Major fashion brands, including Barbour and PVH (owner of Calvin Klein and Tommy Hilfiger), are set to pay over £400,000 in compensation to migrant workers in Mauritius, following an investigation by Transparentem. The findings reveal a distressing pattern of illegal recruitment fees, deception, and intimidation faced by workers from many regions.
Not a new phenomenon
The exploitation of garment workers is not a new phenomenon. According to of The Conversation, historical and modern-day occurrences of indentured labor systems mirror each other with the legacies of labor contracting and debt bondage continuing in the industry to this day.

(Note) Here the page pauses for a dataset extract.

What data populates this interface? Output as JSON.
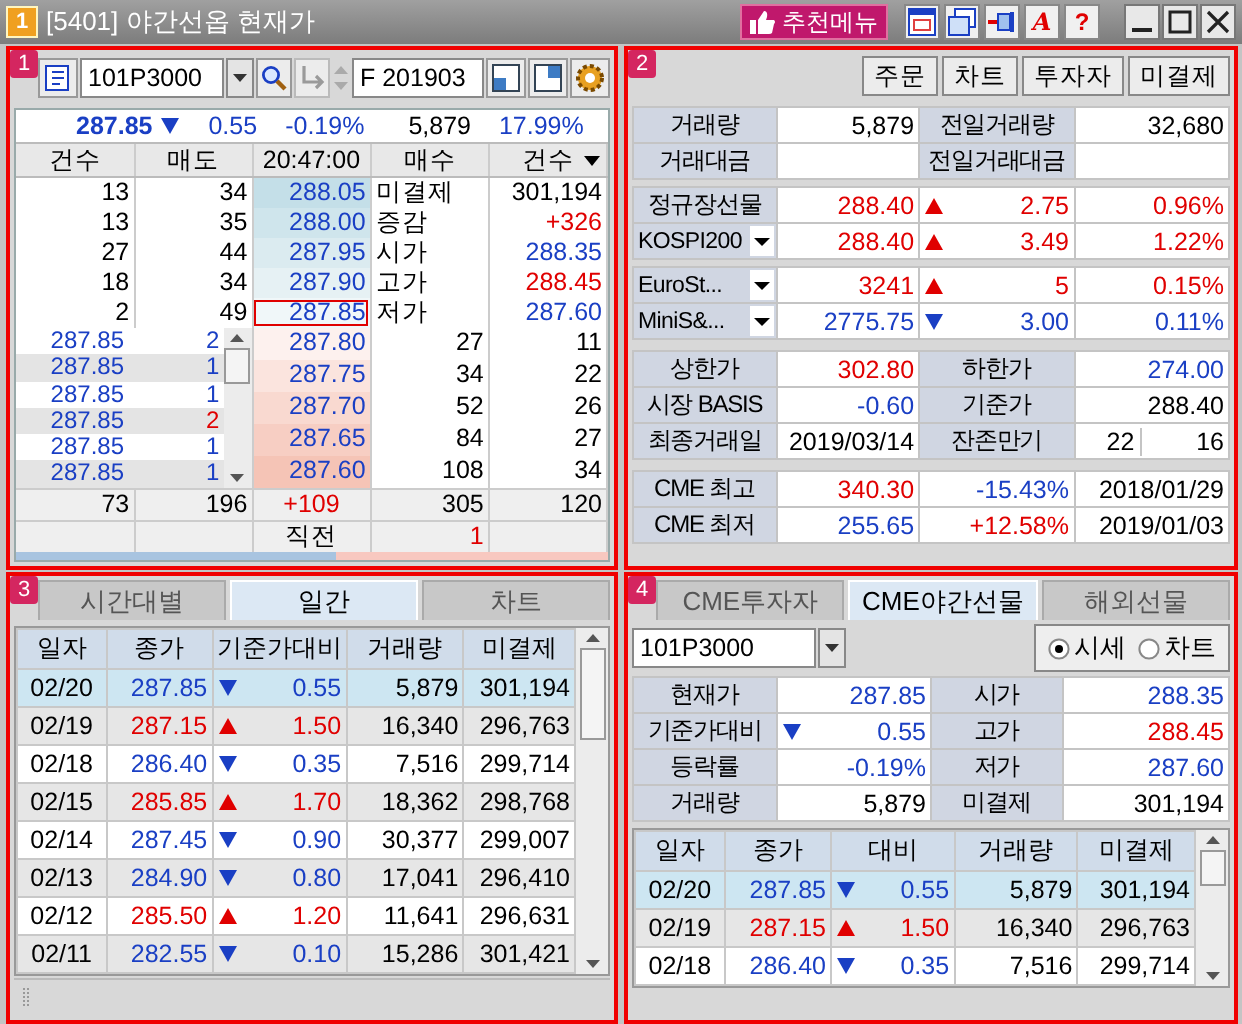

“Many forced labor practices have a long history, dating back to colonial relations. Both labor contracting and indebtedness characterized the indentured labor system that dominated the production of textiles for centuries. In 19th-century India, for example, indentured workers were managed by labor contractors who paid them advances.
Under this point of view, the contemporary garment supply chain is a modern avatar of the colonial labor plantation.” −Donneza